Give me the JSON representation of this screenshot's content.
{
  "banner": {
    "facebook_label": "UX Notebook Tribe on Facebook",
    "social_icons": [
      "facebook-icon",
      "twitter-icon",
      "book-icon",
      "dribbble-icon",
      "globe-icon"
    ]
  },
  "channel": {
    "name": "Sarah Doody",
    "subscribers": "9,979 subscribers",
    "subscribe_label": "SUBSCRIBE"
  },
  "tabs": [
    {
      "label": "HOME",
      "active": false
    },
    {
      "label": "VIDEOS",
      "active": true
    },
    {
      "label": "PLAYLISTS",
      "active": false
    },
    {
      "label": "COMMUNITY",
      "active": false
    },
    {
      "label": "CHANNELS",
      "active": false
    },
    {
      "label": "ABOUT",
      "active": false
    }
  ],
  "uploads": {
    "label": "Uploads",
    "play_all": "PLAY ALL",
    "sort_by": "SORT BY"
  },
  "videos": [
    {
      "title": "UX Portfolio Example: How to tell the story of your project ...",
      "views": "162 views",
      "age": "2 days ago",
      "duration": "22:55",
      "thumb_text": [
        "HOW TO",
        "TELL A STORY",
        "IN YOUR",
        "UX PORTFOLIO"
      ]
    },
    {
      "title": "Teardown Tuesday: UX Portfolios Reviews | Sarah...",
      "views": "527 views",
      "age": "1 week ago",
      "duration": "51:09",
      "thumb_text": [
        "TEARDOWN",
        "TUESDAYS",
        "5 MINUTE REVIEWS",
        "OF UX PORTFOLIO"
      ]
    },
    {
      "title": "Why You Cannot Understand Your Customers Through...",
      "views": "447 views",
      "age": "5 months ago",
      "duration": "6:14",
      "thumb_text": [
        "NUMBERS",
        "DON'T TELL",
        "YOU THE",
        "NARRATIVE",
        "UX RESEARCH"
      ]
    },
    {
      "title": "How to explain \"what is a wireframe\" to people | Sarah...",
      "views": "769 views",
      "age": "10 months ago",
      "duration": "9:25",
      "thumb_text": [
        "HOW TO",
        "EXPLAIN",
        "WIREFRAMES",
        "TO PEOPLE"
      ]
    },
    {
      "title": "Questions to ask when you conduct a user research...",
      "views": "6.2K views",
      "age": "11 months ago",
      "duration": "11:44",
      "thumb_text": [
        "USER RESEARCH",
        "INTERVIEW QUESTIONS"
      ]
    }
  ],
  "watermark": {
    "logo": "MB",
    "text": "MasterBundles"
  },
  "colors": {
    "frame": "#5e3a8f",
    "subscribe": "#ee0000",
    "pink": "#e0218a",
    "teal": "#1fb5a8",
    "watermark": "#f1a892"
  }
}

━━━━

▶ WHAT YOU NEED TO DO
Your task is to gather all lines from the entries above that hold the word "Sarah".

▶ RESPONSE
    "name": "Sarah Doody",
      "title": "Teardown Tuesday: UX Portfolios Reviews | Sarah...",
      "title": "How to explain \"what is a wireframe\" to people | Sarah...",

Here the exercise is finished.